In his so-called "budget for the next generation", Chancellor George Osborne introduced Lifetime Individual Savings Accounts (ISAs), boosting opportunities for young people in the UK. Anyone under the age of 40 will be able to apply for a Lifetime ISA, which will boost every £4 people save with an extra £1 in government money.
The money is set to help young people either enter the property ladder or save up for a pension. It has been compared to the 401k scheme in the US, with the difference being the fact that the government will boost savings in the UK, while employers have this responsibility in the case of 401ks.
Although the new ISA legislation seems like a great move for millennials, critics have already pointed out one major flaw: a generation that is largely unable to save, cannot do much with a boost to savings.
"Lifetime ISA of government giving under 40s £1 for every £4 they save is great for the well-off young," said Noble Francis, the economics director of the Construction Products Association. "The poorer ones can't save."
With unemployment rate among UK people between 18 and 24 at 12.1% and an increasing number of young people on zero-hour contracts, a large proportion of millennials will have a hard time saving in the first place.
Osborne has also been slammed for his claim that young people have no pension because "they find pensions too complicated". Many young people took to social media to vent their anger, saying that their lack of pensions saving is due to the fact they have no money left at the end of the month.
Osborne did, however, offer a tax break for those involved in the sharing economy. The Chancellor gave those involved in the gig economy two £1,000 tax-free allowances, one for property and one for trading.
The Tory's aid to micro-entrepreneurs can be seen as a boost for young people, considering research shows that 50% of people making money from the gig economy fall in the age group of 25-34 years.
Jeremy Corbyn, the leader of the Labour party, condemned Osborne's Budget and its implications for young people.
"Let us harness the optimism, the enthusiasm, the hope, the energy of young people, not burden them with debts and unaffordable housing, low-wage jobs and zero-hour contracts," Corbyn said.
"But instead act in an intergenerational way to give young people the opportunities and chances they want to build a better, more free, more equal, more content Britain than this chancellor of the exchequer has proved he is utterly incapable of doing with his budget today."

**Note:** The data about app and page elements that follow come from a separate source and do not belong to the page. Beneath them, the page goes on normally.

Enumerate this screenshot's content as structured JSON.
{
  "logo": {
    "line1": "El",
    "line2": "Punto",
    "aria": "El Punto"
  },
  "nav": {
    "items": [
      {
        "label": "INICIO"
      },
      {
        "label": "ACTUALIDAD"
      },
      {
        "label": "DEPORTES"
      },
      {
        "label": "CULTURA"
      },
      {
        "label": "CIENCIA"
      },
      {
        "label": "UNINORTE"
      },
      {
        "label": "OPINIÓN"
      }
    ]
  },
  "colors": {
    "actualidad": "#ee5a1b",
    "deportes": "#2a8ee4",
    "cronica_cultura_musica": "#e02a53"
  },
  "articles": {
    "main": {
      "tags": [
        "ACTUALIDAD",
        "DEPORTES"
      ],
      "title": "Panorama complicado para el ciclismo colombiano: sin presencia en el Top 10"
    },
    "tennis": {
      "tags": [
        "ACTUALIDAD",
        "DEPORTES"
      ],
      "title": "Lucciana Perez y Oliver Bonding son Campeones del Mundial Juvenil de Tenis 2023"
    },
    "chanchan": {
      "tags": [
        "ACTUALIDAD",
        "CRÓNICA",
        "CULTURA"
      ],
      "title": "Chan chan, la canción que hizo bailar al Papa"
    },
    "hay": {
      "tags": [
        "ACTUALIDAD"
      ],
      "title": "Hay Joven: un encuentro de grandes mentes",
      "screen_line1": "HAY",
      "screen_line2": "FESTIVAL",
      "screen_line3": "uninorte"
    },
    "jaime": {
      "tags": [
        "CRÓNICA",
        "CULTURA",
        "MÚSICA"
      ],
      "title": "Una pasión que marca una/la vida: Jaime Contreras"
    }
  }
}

Osborne's previous budgets have included hikes in student fees and the abolishment of student grants. The chancellor has also raised the qualifying age for the shared accommodation rate to 35, from 25 before, causing many people to accuse him of delivering tough blows to young people.